Problem requirements
Repeat the listing below line by line, exactly, leaving its pictures behind.

The data
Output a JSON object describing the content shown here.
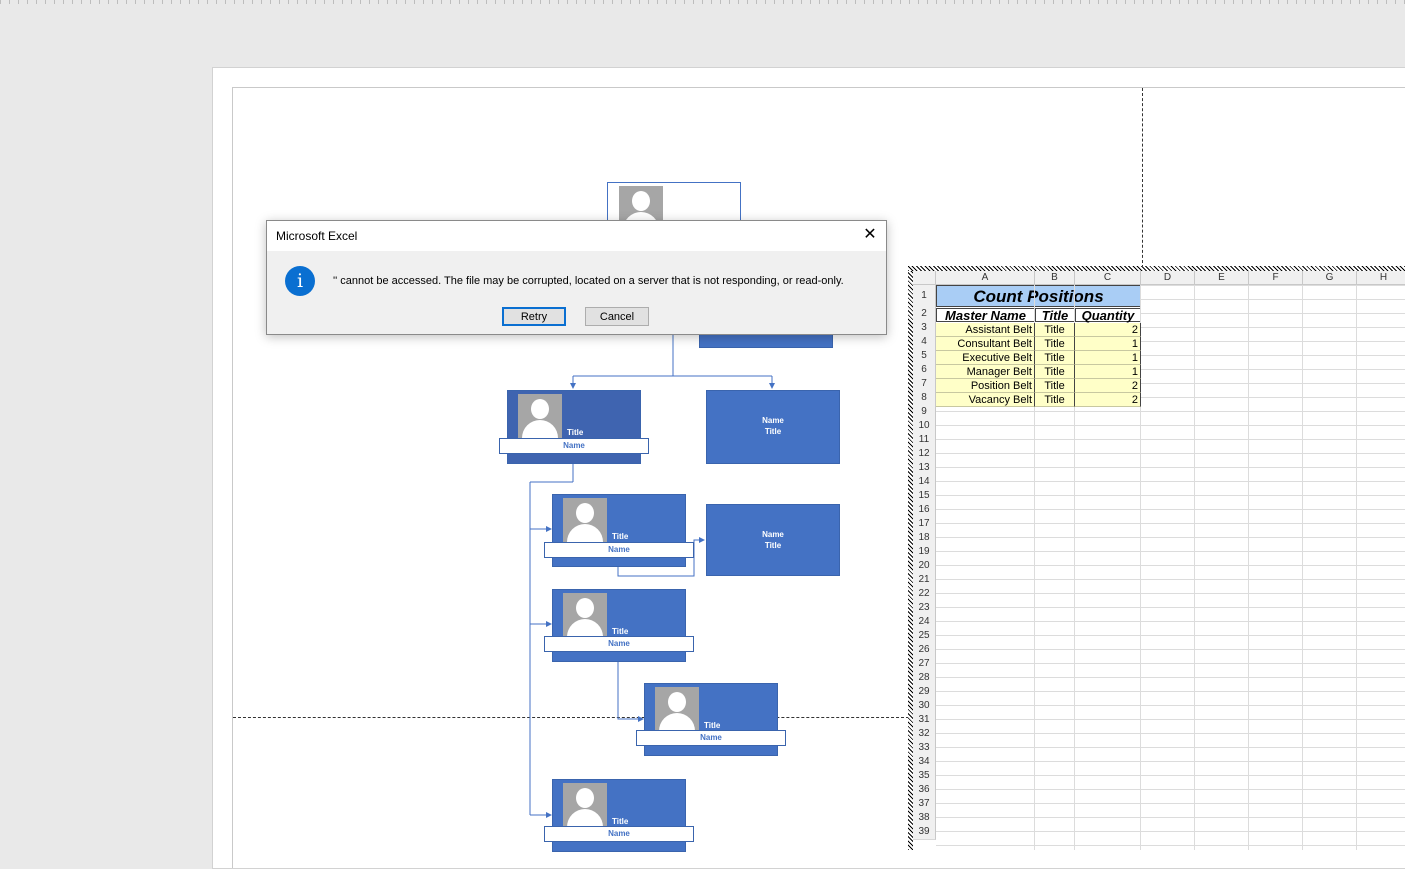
{
  "dialog": {
    "title": "Microsoft Excel",
    "message": "'' cannot be accessed. The file may be corrupted, located on a server that is not responding, or read-only.",
    "retry_label": "Retry",
    "cancel_label": "Cancel",
    "close_glyph": "✕",
    "info_glyph": "i",
    "accent": "#0a6fd1"
  },
  "org_chart": {
    "accent": "#4472c4",
    "cards": [
      {
        "title": "Title",
        "name": "Name"
      },
      {
        "title": "Title",
        "name": "Name"
      },
      {
        "title": "Title",
        "name": "Name"
      },
      {
        "title": "Title",
        "name": "Name"
      },
      {
        "title": "Title",
        "name": "Name"
      }
    ],
    "text_cards": [
      {
        "name": "Name",
        "title": "Title"
      },
      {
        "name": "Name",
        "title": "Title"
      }
    ]
  },
  "sheet": {
    "columns": [
      "A",
      "B",
      "C",
      "D",
      "E",
      "F",
      "G",
      "H"
    ],
    "rows": [
      "1",
      "2",
      "3",
      "4",
      "5",
      "6",
      "7",
      "8",
      "9",
      "10",
      "11",
      "12",
      "13",
      "14",
      "15",
      "16",
      "17",
      "18",
      "19",
      "20",
      "21",
      "22",
      "23",
      "24",
      "25",
      "26",
      "27",
      "28",
      "29",
      "30",
      "31",
      "32",
      "33",
      "34",
      "35",
      "36",
      "37",
      "38",
      "39"
    ],
    "title": "Count Positions",
    "headers": [
      "Master Name",
      "Title",
      "Quantity"
    ],
    "data": [
      [
        "Assistant Belt",
        "Title",
        "2"
      ],
      [
        "Consultant Belt",
        "Title",
        "1"
      ],
      [
        "Executive Belt",
        "Title",
        "1"
      ],
      [
        "Manager Belt",
        "Title",
        "1"
      ],
      [
        "Position Belt",
        "Title",
        "2"
      ],
      [
        "Vacancy Belt",
        "Title",
        "2"
      ]
    ],
    "title_fill": "#a9cdf5",
    "data_fill": "#ffffc8"
  }
}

The answer
Output a JSON object describing the content shown here.
{
  "dialog": {
    "title": "Microsoft Excel",
    "message": "'' cannot be accessed. The file may be corrupted, located on a server that is not responding, or read-only.",
    "retry_label": "Retry",
    "cancel_label": "Cancel",
    "close_glyph": "✕",
    "info_glyph": "i",
    "accent": "#0a6fd1"
  },
  "org_chart": {
    "accent": "#4472c4",
    "cards": [
      {
        "title": "Title",
        "name": "Name"
      },
      {
        "title": "Title",
        "name": "Name"
      },
      {
        "title": "Title",
        "name": "Name"
      },
      {
        "title": "Title",
        "name": "Name"
      },
      {
        "title": "Title",
        "name": "Name"
      }
    ],
    "text_cards": [
      {
        "name": "Name",
        "title": "Title"
      },
      {
        "name": "Name",
        "title": "Title"
      }
    ]
  },
  "sheet": {
    "columns": [
      "A",
      "B",
      "C",
      "D",
      "E",
      "F",
      "G",
      "H"
    ],
    "rows": [
      "1",
      "2",
      "3",
      "4",
      "5",
      "6",
      "7",
      "8",
      "9",
      "10",
      "11",
      "12",
      "13",
      "14",
      "15",
      "16",
      "17",
      "18",
      "19",
      "20",
      "21",
      "22",
      "23",
      "24",
      "25",
      "26",
      "27",
      "28",
      "29",
      "30",
      "31",
      "32",
      "33",
      "34",
      "35",
      "36",
      "37",
      "38",
      "39"
    ],
    "title": "Count Positions",
    "headers": [
      "Master Name",
      "Title",
      "Quantity"
    ],
    "data": [
      [
        "Assistant Belt",
        "Title",
        "2"
      ],
      [
        "Consultant Belt",
        "Title",
        "1"
      ],
      [
        "Executive Belt",
        "Title",
        "1"
      ],
      [
        "Manager Belt",
        "Title",
        "1"
      ],
      [
        "Position Belt",
        "Title",
        "2"
      ],
      [
        "Vacancy Belt",
        "Title",
        "2"
      ]
    ],
    "title_fill": "#a9cdf5",
    "data_fill": "#ffffc8"
  }
}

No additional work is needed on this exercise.